• **INPUT DATA**:
******
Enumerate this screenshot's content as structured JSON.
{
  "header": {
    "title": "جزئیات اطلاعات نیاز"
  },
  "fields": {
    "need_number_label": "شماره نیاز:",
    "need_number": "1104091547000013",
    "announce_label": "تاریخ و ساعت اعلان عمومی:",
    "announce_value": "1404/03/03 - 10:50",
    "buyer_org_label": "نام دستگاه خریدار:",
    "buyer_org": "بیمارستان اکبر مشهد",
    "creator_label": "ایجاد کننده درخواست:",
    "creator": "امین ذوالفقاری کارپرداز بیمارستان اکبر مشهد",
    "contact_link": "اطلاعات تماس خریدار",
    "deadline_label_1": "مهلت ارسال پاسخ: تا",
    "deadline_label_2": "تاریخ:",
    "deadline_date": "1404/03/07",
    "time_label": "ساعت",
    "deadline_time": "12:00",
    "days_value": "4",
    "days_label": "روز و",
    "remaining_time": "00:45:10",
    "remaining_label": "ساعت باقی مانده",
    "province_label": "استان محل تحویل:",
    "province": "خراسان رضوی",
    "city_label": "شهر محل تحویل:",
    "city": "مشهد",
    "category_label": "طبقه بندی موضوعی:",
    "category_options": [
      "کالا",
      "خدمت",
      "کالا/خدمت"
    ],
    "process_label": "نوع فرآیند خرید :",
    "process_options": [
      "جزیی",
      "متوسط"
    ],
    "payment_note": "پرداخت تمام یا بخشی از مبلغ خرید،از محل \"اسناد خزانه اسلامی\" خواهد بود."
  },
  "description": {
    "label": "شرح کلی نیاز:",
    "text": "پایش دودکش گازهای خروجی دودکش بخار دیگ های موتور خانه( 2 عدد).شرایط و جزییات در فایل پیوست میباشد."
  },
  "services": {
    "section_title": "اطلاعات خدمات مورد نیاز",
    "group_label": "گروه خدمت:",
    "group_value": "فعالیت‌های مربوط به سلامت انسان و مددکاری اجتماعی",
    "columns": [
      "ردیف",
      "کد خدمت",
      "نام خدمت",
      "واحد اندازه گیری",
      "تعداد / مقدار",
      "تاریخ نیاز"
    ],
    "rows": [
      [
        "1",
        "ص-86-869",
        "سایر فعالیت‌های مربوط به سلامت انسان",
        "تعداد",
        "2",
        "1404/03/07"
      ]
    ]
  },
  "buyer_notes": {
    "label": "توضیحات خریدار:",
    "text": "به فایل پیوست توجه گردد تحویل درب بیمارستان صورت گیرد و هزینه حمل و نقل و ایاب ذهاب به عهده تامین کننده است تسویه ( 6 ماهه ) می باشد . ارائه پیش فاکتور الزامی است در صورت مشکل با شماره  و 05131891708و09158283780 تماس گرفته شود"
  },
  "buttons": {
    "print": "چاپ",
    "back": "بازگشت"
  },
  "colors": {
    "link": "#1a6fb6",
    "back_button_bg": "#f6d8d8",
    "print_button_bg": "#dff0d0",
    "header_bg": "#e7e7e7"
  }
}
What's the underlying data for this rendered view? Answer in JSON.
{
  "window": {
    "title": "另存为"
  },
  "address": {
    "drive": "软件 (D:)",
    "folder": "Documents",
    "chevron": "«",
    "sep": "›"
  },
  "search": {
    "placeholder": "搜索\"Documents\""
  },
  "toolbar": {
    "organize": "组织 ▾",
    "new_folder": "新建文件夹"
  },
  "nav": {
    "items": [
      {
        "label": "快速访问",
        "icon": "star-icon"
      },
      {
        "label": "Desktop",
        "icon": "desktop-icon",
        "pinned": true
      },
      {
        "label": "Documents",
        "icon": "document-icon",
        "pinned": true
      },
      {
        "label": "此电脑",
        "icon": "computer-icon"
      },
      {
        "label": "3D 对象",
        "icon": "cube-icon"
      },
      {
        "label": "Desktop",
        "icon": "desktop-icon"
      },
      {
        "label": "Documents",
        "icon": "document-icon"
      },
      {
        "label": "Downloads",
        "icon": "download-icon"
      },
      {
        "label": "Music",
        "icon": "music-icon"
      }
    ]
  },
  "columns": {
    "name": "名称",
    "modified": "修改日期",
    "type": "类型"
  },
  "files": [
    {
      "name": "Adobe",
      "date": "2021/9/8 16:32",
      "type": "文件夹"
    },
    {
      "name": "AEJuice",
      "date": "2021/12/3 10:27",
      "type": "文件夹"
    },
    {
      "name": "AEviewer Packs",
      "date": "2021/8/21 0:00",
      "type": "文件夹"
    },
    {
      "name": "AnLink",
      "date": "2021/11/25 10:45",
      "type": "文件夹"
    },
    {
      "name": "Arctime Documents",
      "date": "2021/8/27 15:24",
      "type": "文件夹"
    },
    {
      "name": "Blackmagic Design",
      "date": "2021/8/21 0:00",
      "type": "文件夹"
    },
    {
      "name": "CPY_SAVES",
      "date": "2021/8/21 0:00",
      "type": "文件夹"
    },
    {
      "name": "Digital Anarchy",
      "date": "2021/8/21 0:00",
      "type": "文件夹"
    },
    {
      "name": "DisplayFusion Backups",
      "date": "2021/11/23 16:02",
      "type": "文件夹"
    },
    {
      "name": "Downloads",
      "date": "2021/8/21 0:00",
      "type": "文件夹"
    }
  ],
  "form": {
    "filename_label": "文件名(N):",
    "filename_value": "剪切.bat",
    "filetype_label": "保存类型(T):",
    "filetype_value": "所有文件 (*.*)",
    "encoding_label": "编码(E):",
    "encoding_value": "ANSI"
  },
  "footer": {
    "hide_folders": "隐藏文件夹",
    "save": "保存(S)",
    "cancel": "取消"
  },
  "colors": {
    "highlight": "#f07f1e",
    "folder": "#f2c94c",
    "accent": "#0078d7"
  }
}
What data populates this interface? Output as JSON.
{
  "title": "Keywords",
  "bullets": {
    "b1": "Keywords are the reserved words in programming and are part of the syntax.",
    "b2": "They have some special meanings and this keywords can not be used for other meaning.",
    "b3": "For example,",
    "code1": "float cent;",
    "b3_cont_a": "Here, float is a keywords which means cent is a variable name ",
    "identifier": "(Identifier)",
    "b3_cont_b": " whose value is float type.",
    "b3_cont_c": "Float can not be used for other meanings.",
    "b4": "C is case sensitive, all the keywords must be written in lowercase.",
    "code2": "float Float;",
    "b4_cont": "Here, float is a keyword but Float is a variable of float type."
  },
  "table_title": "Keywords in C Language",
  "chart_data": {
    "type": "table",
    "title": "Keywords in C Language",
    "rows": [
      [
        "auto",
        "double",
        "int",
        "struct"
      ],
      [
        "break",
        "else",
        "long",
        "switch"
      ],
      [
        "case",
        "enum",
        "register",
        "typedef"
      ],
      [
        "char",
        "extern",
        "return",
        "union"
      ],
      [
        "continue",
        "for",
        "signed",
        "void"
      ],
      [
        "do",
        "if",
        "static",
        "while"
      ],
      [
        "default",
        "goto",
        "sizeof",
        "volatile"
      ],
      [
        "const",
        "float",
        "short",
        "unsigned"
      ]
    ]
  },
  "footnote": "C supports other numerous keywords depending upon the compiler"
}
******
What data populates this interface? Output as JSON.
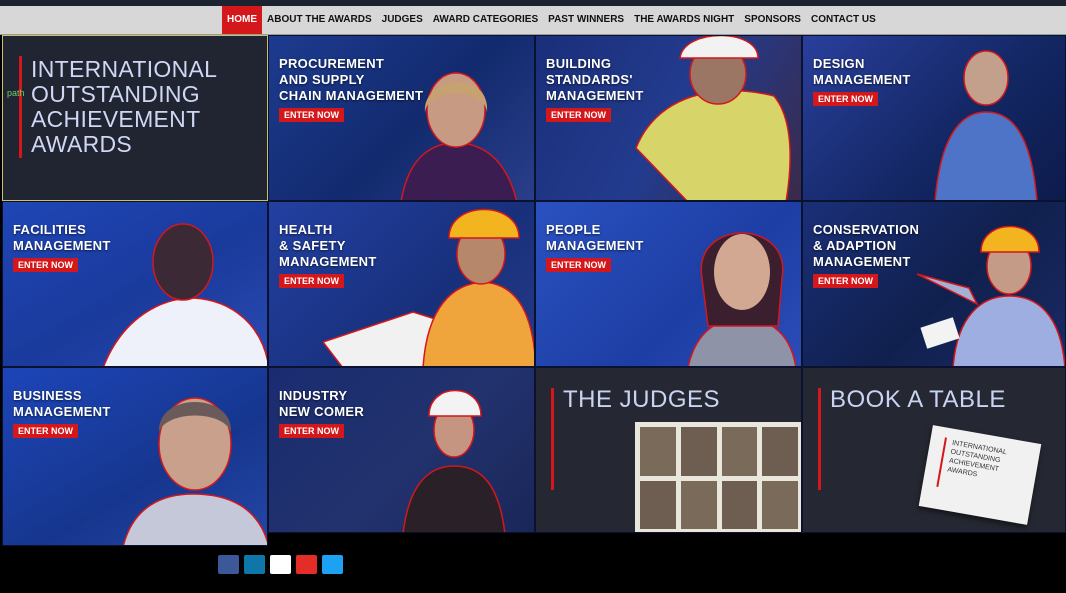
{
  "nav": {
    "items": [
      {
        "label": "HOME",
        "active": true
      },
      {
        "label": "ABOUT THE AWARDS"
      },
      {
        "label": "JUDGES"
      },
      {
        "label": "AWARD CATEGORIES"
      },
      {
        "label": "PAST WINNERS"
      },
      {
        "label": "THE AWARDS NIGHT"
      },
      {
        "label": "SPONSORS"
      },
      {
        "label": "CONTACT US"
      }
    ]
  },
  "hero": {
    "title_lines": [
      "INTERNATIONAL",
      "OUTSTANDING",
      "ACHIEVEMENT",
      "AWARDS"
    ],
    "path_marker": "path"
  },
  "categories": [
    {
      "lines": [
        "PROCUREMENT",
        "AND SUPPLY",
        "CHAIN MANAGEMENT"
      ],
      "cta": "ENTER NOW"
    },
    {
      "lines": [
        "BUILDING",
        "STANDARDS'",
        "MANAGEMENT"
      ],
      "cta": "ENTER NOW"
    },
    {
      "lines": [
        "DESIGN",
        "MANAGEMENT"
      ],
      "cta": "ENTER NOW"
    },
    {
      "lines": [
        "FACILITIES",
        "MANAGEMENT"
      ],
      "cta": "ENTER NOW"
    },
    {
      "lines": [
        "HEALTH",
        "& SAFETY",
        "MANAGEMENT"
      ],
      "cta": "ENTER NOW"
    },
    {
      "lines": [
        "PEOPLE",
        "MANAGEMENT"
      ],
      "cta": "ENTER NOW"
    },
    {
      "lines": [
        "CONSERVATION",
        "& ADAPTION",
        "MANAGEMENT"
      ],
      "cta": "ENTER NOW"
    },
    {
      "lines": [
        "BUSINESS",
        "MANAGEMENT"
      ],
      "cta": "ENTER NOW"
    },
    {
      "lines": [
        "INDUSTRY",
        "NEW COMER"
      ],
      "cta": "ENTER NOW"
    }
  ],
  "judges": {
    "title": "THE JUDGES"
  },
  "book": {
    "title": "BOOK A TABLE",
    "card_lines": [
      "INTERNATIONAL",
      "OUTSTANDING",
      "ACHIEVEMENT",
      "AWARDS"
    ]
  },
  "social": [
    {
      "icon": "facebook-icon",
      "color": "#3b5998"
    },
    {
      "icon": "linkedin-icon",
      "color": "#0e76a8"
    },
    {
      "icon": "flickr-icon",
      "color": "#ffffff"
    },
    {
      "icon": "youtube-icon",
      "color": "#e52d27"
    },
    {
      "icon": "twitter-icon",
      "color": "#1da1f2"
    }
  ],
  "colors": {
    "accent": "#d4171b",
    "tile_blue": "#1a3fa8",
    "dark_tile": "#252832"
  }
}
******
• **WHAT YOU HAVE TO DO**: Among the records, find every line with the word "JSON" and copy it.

• **FINISHED EXERCISE**:
Enumerate this screenshot's content as structured JSON.
What's the underlying data for this rendered view? Answer in JSON.
What data populates this interface? Output as JSON.
What data populates this interface? Output as JSON.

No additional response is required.